Page and application data records
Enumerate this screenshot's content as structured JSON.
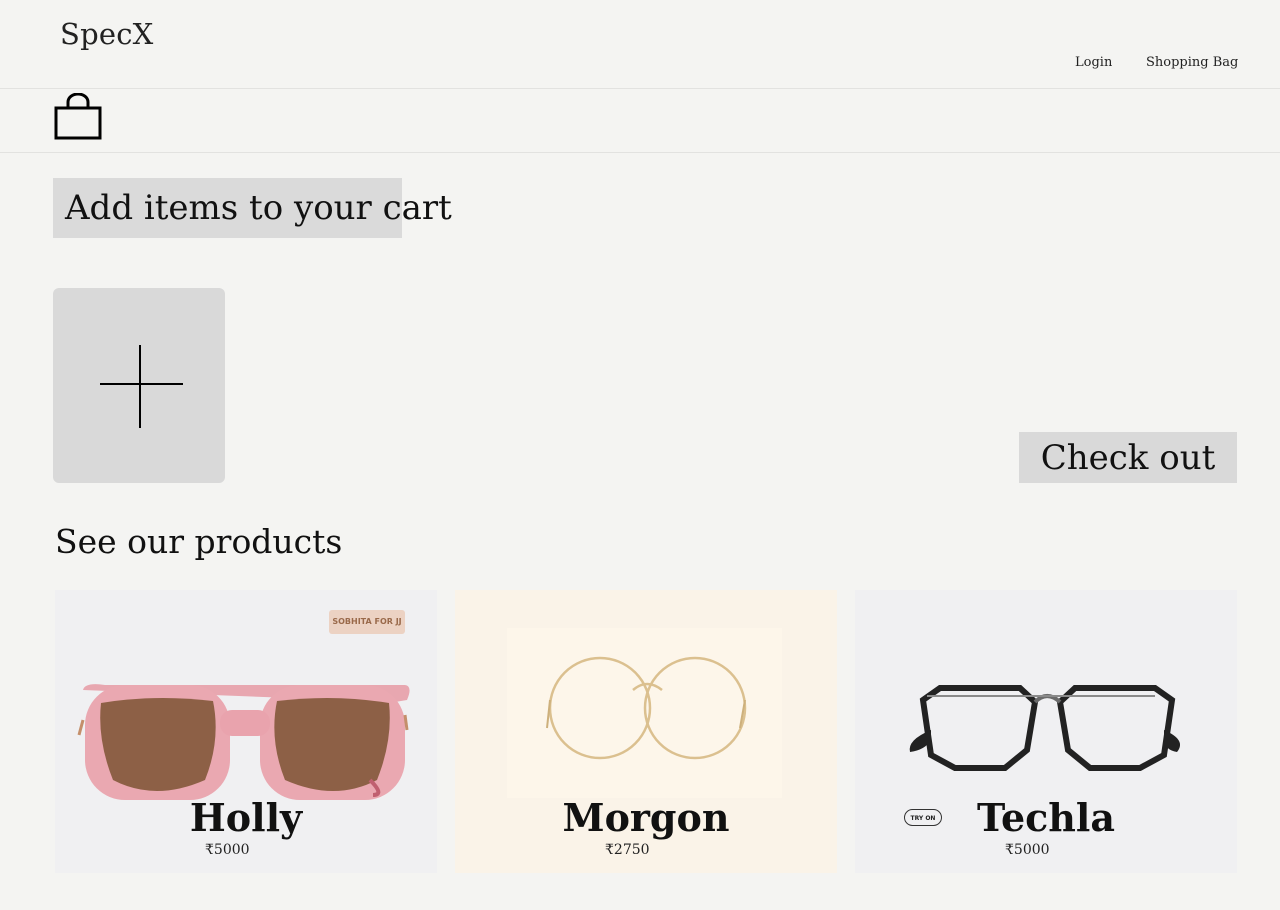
{
  "header": {
    "brand": "SpecX",
    "nav": {
      "login": "Login",
      "shopping_bag": "Shopping Bag"
    }
  },
  "cart": {
    "title": "Add items to your cart",
    "checkout_label": "Check out"
  },
  "products": {
    "heading": "See our products",
    "items": [
      {
        "name": "Holly",
        "price": "₹5000",
        "badge": "SOBHITA FOR JJ"
      },
      {
        "name": "Morgon",
        "price": "₹2750"
      },
      {
        "name": "Techla",
        "price": "₹5000",
        "tag": "TRY ON"
      }
    ]
  }
}
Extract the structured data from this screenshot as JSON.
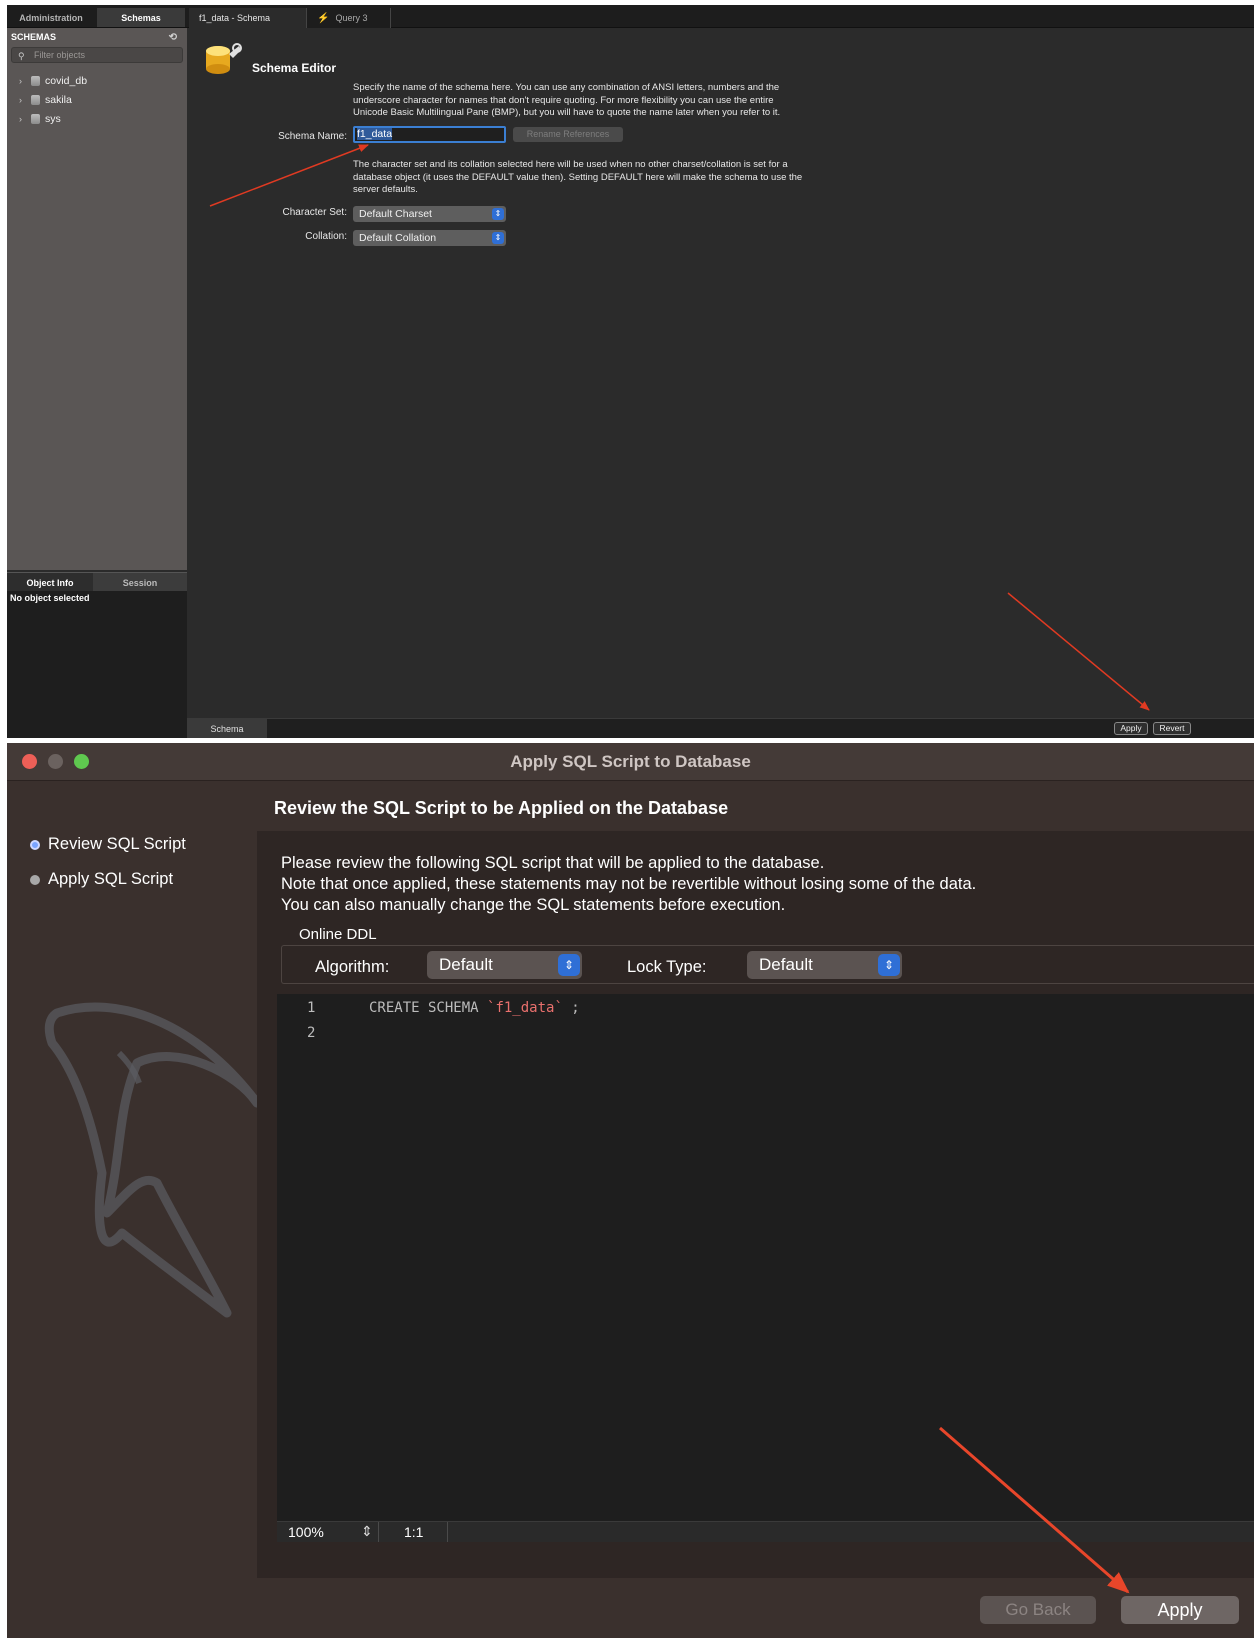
{
  "workbench": {
    "sidebar_tabs": [
      "Administration",
      "Schemas"
    ],
    "doc_tabs": [
      "f1_data - Schema",
      "Query 3"
    ],
    "schemas_heading": "SCHEMAS",
    "filter_placeholder": "Filter objects",
    "schemas": [
      "covid_db",
      "sakila",
      "sys"
    ],
    "info_tabs": [
      "Object Info",
      "Session"
    ],
    "info_text": "No object selected",
    "editor_title": "Schema Editor",
    "name_help": "Specify the name of the schema here. You can use any combination of ANSI letters, numbers and the\nunderscore character for names that don't require quoting. For more flexibility you can use the entire\nUnicode Basic Multilingual Pane (BMP), but you will have to quote the name later when you refer to it.",
    "schema_name_label": "Schema Name:",
    "schema_name_value": "f1_data",
    "rename_references": "Rename References",
    "charset_help": "The character set and its collation selected here will be used when no other charset/collation is set for a\ndatabase object (it uses the DEFAULT value then). Setting DEFAULT here will make the schema to use the\nserver defaults.",
    "charset_label": "Character Set:",
    "charset_value": "Default Charset",
    "collation_label": "Collation:",
    "collation_value": "Default Collation",
    "bottom_tab": "Schema",
    "apply": "Apply",
    "revert": "Revert"
  },
  "dialog": {
    "title": "Apply SQL Script to Database",
    "heading": "Review the SQL Script to be Applied on the Database",
    "steps": [
      "Review SQL Script",
      "Apply SQL Script"
    ],
    "description": "Please review the following SQL script that will be applied to the database.\nNote that once applied, these statements may not be revertible without losing some of the data.\nYou can also manually change the SQL statements before execution.",
    "online_ddl": "Online DDL",
    "algorithm_label": "Algorithm:",
    "algorithm_value": "Default",
    "lock_type_label": "Lock Type:",
    "lock_type_value": "Default",
    "line_numbers": [
      "1",
      "2"
    ],
    "sql_keyword": "CREATE SCHEMA ",
    "sql_identifier": "`f1_data`",
    "sql_end": " ;",
    "zoom": "100%",
    "cursor_position": "1:1",
    "go_back": "Go Back",
    "apply": "Apply"
  },
  "colors": {
    "annotation_arrow": "#e03a22",
    "accent_blue": "#2f6fd6",
    "sql_identifier": "#e9706d"
  }
}
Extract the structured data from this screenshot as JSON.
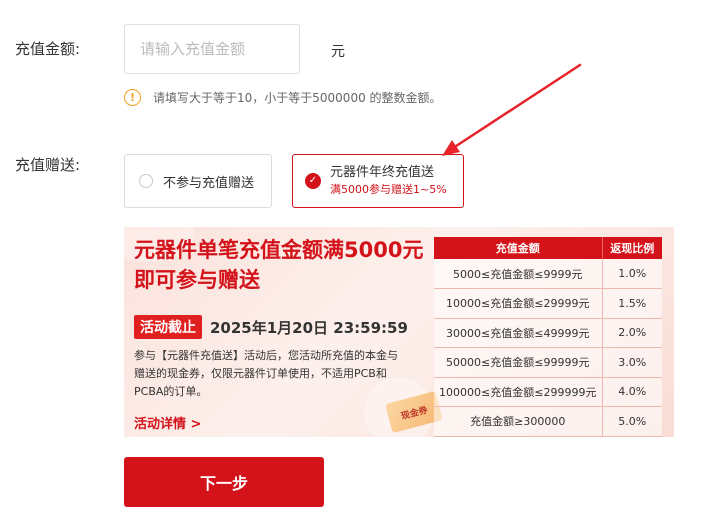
{
  "amount": {
    "label": "充值金额:",
    "placeholder": "请输入充值金额",
    "value": "",
    "unit": "元",
    "hint": "请填写大于等于10，小于等于5000000 的整数金额。",
    "hint_icon": "warning-circle-icon"
  },
  "gift": {
    "label": "充值赠送:",
    "options": [
      {
        "label": "不参与充值赠送",
        "selected": false
      },
      {
        "label": "元器件年终充值送",
        "sub": "满5000参与赠送1~5%",
        "selected": true
      }
    ]
  },
  "banner": {
    "title_line1": "元器件单笔充值金额满5000元",
    "title_line2": "即可参与赠送",
    "deadline_label": "活动截止",
    "deadline_date": "2025年1月20日 23:59:59",
    "description": "参与【元器件充值送】活动后，您活动所充值的本金与赠送的现金券，仅限元器件订单使用，不适用PCB和PCBA的订单。",
    "link": "活动详情 >",
    "coupon_text": "现金券",
    "table": {
      "headers": [
        "充值金额",
        "返现比例"
      ],
      "rows": [
        [
          "5000≤充值金额≤9999元",
          "1.0%"
        ],
        [
          "10000≤充值金额≤29999元",
          "1.5%"
        ],
        [
          "30000≤充值金额≤49999元",
          "2.0%"
        ],
        [
          "50000≤充值金额≤99999元",
          "3.0%"
        ],
        [
          "100000≤充值金额≤299999元",
          "4.0%"
        ],
        [
          "充值金额≥300000",
          "5.0%"
        ]
      ]
    }
  },
  "next_button": "下一步",
  "colors": {
    "accent": "#d3121a",
    "warning": "#f0a020"
  }
}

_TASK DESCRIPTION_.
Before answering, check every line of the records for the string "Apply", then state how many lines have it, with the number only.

_ANSWER TO THIS TASK_.
4